═══ Record excerpts
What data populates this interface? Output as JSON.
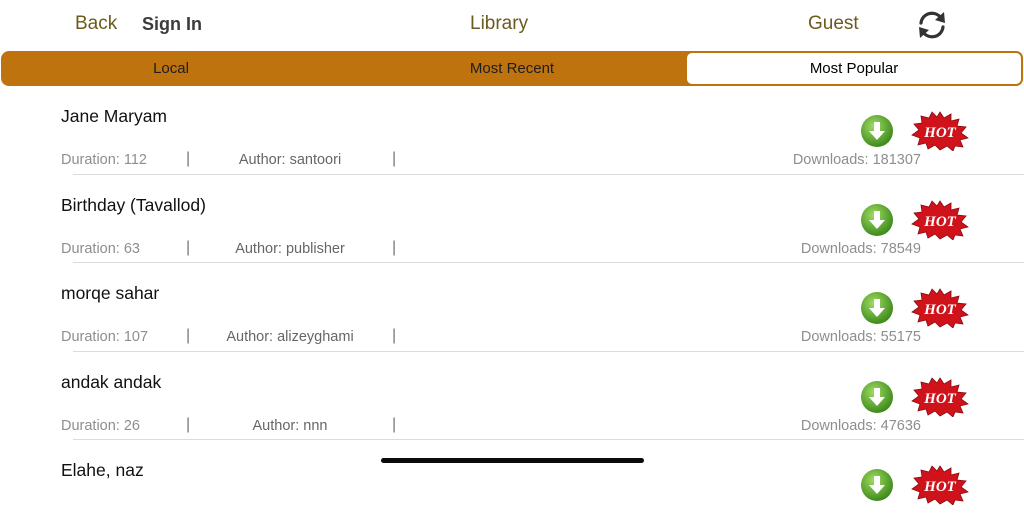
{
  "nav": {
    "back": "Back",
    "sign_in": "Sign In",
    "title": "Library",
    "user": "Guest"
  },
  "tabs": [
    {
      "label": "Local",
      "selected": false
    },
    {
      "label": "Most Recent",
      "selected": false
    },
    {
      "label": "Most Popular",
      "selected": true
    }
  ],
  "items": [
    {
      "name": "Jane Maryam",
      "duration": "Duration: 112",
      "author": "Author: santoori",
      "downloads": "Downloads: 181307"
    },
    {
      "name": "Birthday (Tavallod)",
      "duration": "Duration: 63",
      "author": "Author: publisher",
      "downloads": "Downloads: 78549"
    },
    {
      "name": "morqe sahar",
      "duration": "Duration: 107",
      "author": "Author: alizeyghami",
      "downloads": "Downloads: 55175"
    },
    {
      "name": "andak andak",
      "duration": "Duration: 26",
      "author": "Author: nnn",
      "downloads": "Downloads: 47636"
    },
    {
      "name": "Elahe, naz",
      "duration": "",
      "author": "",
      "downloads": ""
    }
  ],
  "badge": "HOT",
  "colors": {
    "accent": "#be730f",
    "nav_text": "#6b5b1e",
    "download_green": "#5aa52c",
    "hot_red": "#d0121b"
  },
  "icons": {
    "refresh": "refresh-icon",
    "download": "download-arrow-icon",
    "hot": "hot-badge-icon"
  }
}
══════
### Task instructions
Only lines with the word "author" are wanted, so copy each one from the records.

### Final answer
      "author": "Author: santoori",
      "author": "Author: publisher",
      "author": "Author: alizeyghami",
      "author": "Author: nnn",
      "author": "",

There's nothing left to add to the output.